Because, let’s face it: with Lou changing the world, you KNOW it’s going to be messed up when you return to it! And who’s going to brief you on all that’s taken place in those 25 years? So you might as well stay and enjoy reliving your life with the wisdom of adulthood. Or prevent Lou from staying behind.
*MAJOR spoiler alert*
*Minor spoiler alert*
*Minor spoiler alert*
By the way, am I the only one who doesn’t remember rampant drug use in the ’80s?
In ‘Hot Tub Time Machine’, there are massive amounts of drugs! I mean, suitcases FULL of coke, crack, mushrooms, …etc. Is it possible that this is strictly a Hollywoodian, “alternate universe” version of the ’80s? Or was it more of a Californian reality (i.e. where the screenwriters would likely have experienced the ’80s) than a Canadian one? Well, whatever the case may be, I don’t recall the ’80s this way at all (and no, they’re not lost years. Hardly. ).

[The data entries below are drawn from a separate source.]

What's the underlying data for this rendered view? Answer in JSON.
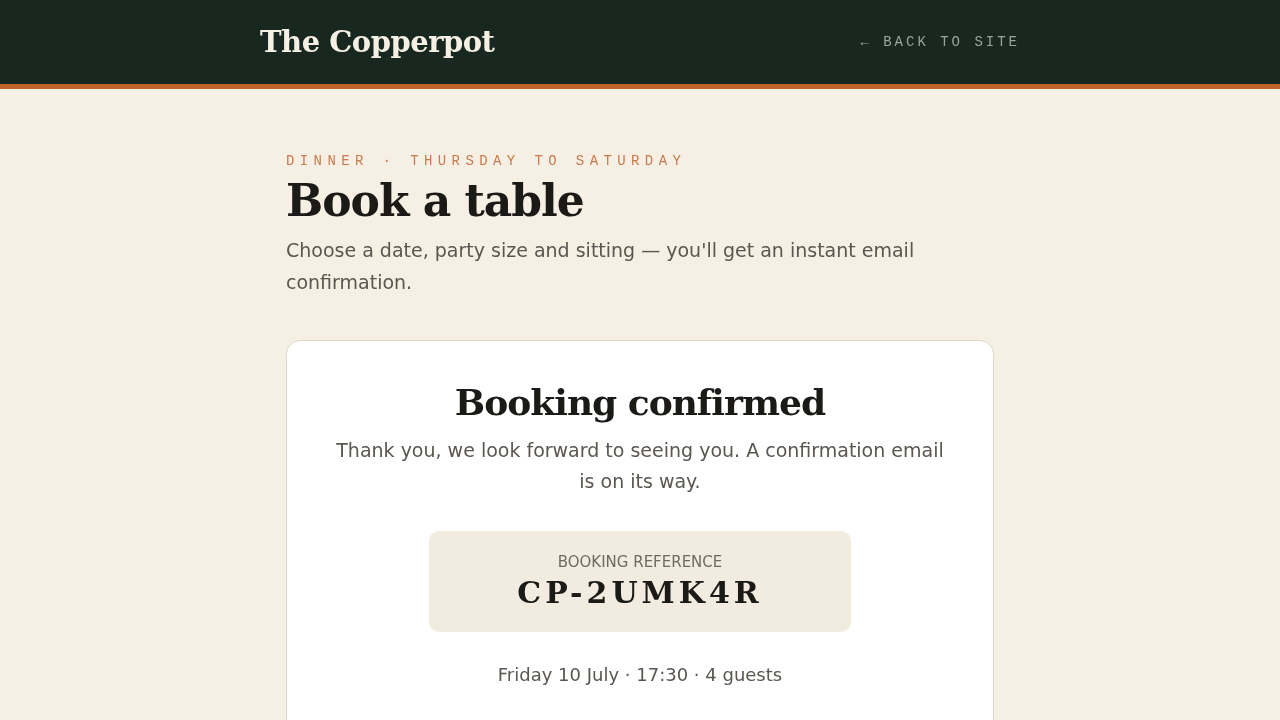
{
  "header": {
    "brand": "The Copperpot",
    "back_link": "← BACK TO SITE"
  },
  "intro": {
    "eyebrow": "DINNER · THURSDAY TO SATURDAY",
    "title": "Book a table",
    "lead": "Choose a date, party size and sitting — you'll get an instant email confirmation."
  },
  "confirmation": {
    "title": "Booking confirmed",
    "message": "Thank you, we look forward to seeing you. A confirmation email is on its way.",
    "reference_label": "BOOKING REFERENCE",
    "reference": "CP-2UMK4R",
    "summary": "Friday 10 July · 17:30 · 4 guests"
  }
}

What IS appealing about this film is that it somehow manages to feel like an ’80s comedy, even though it’s from a different era altogether (so you’d expect modern aesthetics to dominate!). I was somewhat impressed by this, because it’s not a vibe I get to revisit in modern cinema much nor that I expected to be recreated so accurately.

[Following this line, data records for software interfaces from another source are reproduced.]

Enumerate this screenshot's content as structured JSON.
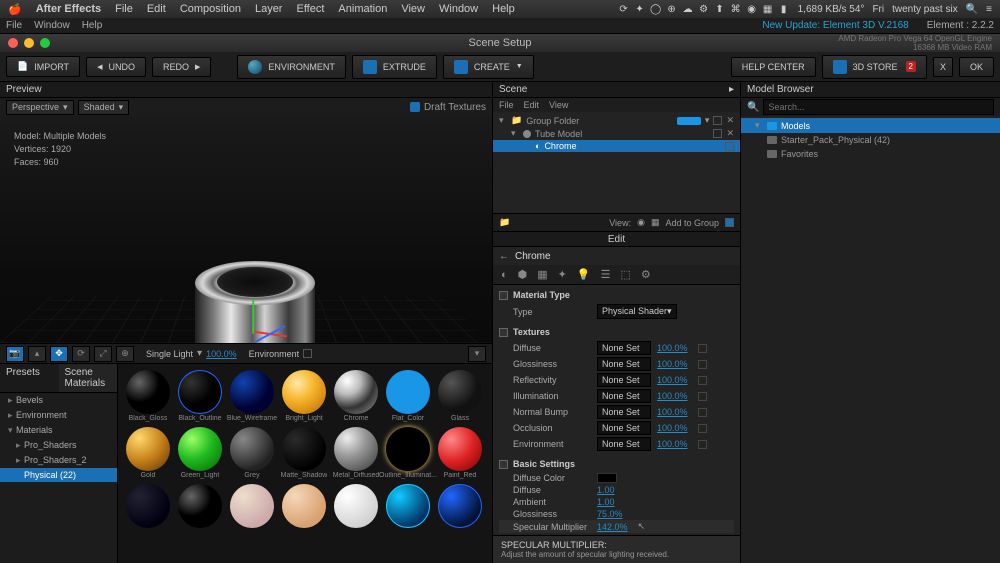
{
  "macmenu": {
    "app": "After Effects",
    "items": [
      "File",
      "Edit",
      "Composition",
      "Layer",
      "Effect",
      "Animation",
      "View",
      "Window",
      "Help"
    ],
    "clock": "twenty past six",
    "net": "1,689 KB/s 54°",
    "day": "Fri"
  },
  "e3dmenu": {
    "items": [
      "File",
      "Window",
      "Help"
    ],
    "update": "New Update: Element 3D V.2168",
    "version": "Element : 2.2.2"
  },
  "wintitle": "Scene Setup",
  "gpu": {
    "l1": "AMD Radeon Pro Vega 64 OpenGL Engine",
    "l2": "16368 MB Video RAM"
  },
  "toolbar": {
    "import": "IMPORT",
    "undo": "UNDO",
    "redo": "REDO",
    "env": "ENVIRONMENT",
    "extrude": "EXTRUDE",
    "create": "CREATE",
    "help": "HELP CENTER",
    "store": "3D STORE",
    "storebadge": "2",
    "x": "X",
    "ok": "OK"
  },
  "preview": {
    "title": "Preview",
    "persp": "Perspective",
    "shaded": "Shaded",
    "draft": "Draft Textures",
    "model_label": "Model:",
    "model": "Multiple Models",
    "verts_label": "Vertices:",
    "verts": "1920",
    "faces_label": "Faces:",
    "faces": "960",
    "light_label": "Single Light",
    "light_val": "100.0%",
    "env_label": "Environment"
  },
  "presets": {
    "tab1": "Presets",
    "tab2": "Scene Materials",
    "tree": [
      "Bevels",
      "Environment",
      "Materials",
      "Pro_Shaders",
      "Pro_Shaders_2",
      "Physical (22)"
    ],
    "mats": [
      [
        "Black_Gloss",
        "Black_Outline",
        "Blue_Wireframe",
        "Bright_Light",
        "Chrome",
        "Flat_Color",
        "Glass"
      ],
      [
        "Gold",
        "Green_Light",
        "Grey",
        "Matte_Shadow",
        "Metal_Diffused",
        "Outline_Illuminat...",
        "Paint_Red"
      ],
      [
        "",
        "",
        "",
        "",
        "",
        "",
        ""
      ]
    ]
  },
  "scene": {
    "title": "Scene",
    "menu": [
      "File",
      "Edit",
      "View"
    ],
    "rows": [
      {
        "label": "Group Folder",
        "indent": 0
      },
      {
        "label": "Tube Model",
        "indent": 1
      },
      {
        "label": "Chrome",
        "indent": 2,
        "sel": true
      }
    ],
    "view": "View:",
    "add": "Add to Group"
  },
  "edit": {
    "title": "Edit",
    "matname": "Chrome",
    "mattype_label": "Material Type",
    "type_label": "Type",
    "type_value": "Physical Shader",
    "textures_label": "Textures",
    "tex": {
      "diffuse": "Diffuse",
      "gloss": "Glossiness",
      "refl": "Reflectivity",
      "illum": "Illumination",
      "nbump": "Normal Bump",
      "occ": "Occlusion",
      "env": "Environment",
      "noneset": "None Set",
      "pct": "100.0%"
    },
    "basic_label": "Basic Settings",
    "basic": {
      "dcolor": "Diffuse Color",
      "diffuse": "Diffuse",
      "diffuse_v": "1.00",
      "ambient": "Ambient",
      "ambient_v": "1.00",
      "gloss": "Glossiness",
      "gloss_v": "75.0%",
      "spec": "Specular Multiplier",
      "spec_v": "142.0%"
    },
    "tooltip_title": "SPECULAR MULTIPLIER:",
    "tooltip_body": "Adjust the amount of specular lighting received."
  },
  "browser": {
    "title": "Model Browser",
    "placeholder": "Search...",
    "models": "Models",
    "pack": "Starter_Pack_Physical (42)",
    "fav": "Favorites"
  }
}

With a title like “Hot Tub Time Machine”, it’s pretty clear to anyone watching the film that they should expect something absurd, if not downright silly. I was really in the mood for that, actually. Unfortunately, it wasn’t nearly as funny as I’d hoped it would be. And there really wasn’t enough hot tub action to make up for the lack of laughs.